On December 16, 2020, US Department of the Treasury delivered to Congress the semiannual Report on Macroeconomic and Foreign Exchange Policies of Major Trading Partners of the United States. Treasury determined that both Vietnam and Switzerland are currency manipulators. For each country, Treasury assessed, based on a range of evidence and circumstances, that at least part of its exchange rate management over the four quarters through June 2020, and particularly foreign exchange intervention, was for…

On December 23, 2019, the Office of the US Trade Representative (USTR) published in the Federal Register a notice setting the US dollar procurement thresholds to implement certain US trade agreement obligations, as of January 1, 2020, for calendar years 2020 and 2021. Executive Order 12260 requires the USTR to set the US dollar procurement thresholds for application of Title III of the Trade Agreements Act of 1979, as amended (TAA; 19 U.S.C. 2511 et…

On September 24, 2018, President Trump and President Moon signed a document “pledging that our countries will take the additional necessary steps to implement the new United States-Korea trade agreement” at the United Nations in New York. Although President Trump referred to “the new United States Korea trade agreement,” President Moon referred to “amendments and modifications to improve the existing agreement.” The actual document signed was short:

As you may recall, early last year, President Trump issued two presidential memoranda instructing the U.S. Commerce Department to initiate an investigation into the national security implications of steel imports and aluminum imports into the United States.  If these so-called “section 232” (section 232 of the Trade Expansion Act of 1962, as amended) investigations determine that steel import and/or aluminum imports “threaten to impair the national security[,]” then the President can impose additional customs duties (among other things) on covered products.

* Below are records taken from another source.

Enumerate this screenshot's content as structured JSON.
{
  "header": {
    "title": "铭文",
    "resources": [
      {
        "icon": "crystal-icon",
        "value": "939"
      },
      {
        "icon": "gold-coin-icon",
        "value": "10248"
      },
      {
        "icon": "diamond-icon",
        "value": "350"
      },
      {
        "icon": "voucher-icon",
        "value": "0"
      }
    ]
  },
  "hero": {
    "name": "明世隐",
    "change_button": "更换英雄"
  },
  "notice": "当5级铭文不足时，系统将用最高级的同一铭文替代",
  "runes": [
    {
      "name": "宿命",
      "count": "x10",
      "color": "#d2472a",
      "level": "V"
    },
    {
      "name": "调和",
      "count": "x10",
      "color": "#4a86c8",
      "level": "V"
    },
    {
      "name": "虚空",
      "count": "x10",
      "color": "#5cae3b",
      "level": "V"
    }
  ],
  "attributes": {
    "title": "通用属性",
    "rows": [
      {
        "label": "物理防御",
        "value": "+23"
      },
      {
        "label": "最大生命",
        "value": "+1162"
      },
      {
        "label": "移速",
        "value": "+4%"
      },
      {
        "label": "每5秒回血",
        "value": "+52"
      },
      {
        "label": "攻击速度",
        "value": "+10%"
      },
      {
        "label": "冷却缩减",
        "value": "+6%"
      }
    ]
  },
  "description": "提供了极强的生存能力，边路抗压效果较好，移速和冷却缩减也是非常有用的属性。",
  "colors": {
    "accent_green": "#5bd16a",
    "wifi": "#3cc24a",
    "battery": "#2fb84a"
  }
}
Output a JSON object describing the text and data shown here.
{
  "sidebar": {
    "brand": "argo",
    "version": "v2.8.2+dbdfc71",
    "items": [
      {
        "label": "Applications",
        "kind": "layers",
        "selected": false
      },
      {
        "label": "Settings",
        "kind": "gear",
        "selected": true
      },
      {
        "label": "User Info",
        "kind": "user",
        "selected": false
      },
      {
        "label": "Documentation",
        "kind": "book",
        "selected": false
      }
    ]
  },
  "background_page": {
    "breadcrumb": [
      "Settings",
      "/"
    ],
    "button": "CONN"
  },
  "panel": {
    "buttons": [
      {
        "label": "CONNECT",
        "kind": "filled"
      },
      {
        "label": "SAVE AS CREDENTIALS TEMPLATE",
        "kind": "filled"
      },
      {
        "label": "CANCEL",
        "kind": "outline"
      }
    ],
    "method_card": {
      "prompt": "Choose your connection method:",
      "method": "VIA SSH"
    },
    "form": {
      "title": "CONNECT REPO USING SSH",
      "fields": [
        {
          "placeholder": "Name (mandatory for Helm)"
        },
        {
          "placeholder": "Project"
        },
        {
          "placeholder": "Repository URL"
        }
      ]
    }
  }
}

On June 16, 2018, the Secretary of Commerce issued his reports to the President in both matters (unclassified versions of the reports are available here).   In each case, the Department of Commerce concluded that the quantities and circumstances surrounding steel and aluminum imports “threaten to impair the national security,” thereby opening the door to the imposition of import restraints.  Specifically, Commerce’s recommendations are as follows: